We have a lot of broody happening here. Broody in the 2nd sense of the word, rather than the first. We have 3 incredibly broody hens, and one goose. So far, only one hen has hatched any chicks, but it’s early days still. Continue reading →
Last night I wanted to make a graphic showing the egg numbers over the last couple of months. You know, because I’ve been so behind with the numbers. I thought it’d be an easy way to go. Well… I use Excel a great deal, but I don’t ever make charts from the data… so this took me all evening. I input data from the last 60 days, but when I made the chart there was just too much data for you to see what was going on, unless the chart was HUGE. Then I just had to play around with things until I could get something that would translate into a graphic and be easily readable. Consequently, here we are on a Friday finishing a post that started last night. I hope you’re not disappointed. Continue reading →
This Sunday, as well as it being Superbowl Sunday, it was Groundhog day (and Sue’s Aunt Pat’s birthday!) The report was that Punxsatawney Phil did not see his shadow, which – traditionally – heralds an early spring. Isn’t it great what we can learn from animals? Sue and I, however, didn’t really need good ol’ Punxsatawney Phil to tell us that spring is near. Continue reading →
You’ve got to be careful when you google for images. Did you know that if you just put in the word “string” to search for images that you get a whole lot of photos of g-string underwear? Just warning you. However, I am not talking about underwear, nor string theory (which I love!), nor even about stringing words together – I’m talking about a string of not so great news lately. Just a warning, there is one graphic photo, but it’s in artsy black and white, so it won’t be too shocking. Let’s keep this one short today. Continue reading →
We’ve had some amazingly low temperatures the last few days. Yesterday was the coldest by far 29°, if I remember correctly. We warmed up a couple of degrees today. I’m talking about morning temperatures. Today we warmed up into the high 60’s! The next few days will remain a bit cold and then Christmas eve we’re in for a bit of rain… maybe snow if it doesn’t get too warm. The cold gives us some issues that we hadn’t really thought about before. Continue reading →

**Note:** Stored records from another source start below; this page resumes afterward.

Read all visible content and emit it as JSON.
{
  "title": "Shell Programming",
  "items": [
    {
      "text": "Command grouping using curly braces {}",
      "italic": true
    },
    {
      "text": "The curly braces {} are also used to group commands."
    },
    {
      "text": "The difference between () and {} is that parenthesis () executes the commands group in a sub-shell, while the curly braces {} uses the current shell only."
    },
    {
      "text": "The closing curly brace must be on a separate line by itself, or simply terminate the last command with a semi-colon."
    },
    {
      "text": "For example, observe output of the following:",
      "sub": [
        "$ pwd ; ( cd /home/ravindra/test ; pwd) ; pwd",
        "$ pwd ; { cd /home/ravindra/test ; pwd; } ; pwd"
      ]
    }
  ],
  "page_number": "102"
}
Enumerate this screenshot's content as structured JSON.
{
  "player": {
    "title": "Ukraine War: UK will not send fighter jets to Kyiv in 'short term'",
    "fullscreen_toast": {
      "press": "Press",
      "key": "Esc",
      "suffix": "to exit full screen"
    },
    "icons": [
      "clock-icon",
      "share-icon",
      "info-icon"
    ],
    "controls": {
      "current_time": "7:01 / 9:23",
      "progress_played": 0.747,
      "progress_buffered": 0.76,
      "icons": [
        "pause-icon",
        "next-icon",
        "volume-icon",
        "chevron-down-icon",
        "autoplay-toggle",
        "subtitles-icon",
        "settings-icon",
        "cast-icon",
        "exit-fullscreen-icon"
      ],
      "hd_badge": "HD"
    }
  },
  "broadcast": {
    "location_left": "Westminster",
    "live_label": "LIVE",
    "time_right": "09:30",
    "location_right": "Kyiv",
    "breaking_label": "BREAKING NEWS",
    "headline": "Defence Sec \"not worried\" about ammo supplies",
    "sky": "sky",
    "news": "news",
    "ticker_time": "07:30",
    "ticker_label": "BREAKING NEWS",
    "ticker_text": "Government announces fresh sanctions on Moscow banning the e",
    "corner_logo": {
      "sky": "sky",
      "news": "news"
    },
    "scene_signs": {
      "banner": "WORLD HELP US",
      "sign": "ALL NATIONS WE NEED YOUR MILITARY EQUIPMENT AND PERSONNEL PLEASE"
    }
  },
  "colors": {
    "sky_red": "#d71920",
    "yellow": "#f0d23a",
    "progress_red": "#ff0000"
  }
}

Weekends are always busy around here. Even when we’re just doing regular stuff… we’re busy. Yesterday seemed particularly busy, it wasn’t necessarily, just seemed that way I guess. First thing after chores we initiated moving day for the RCW. It was past time, but we just weren’t sure where to go. It’s always easier to move when Dustin is around because he can level the trailer in nothing flat and it takes us forever. Continue reading →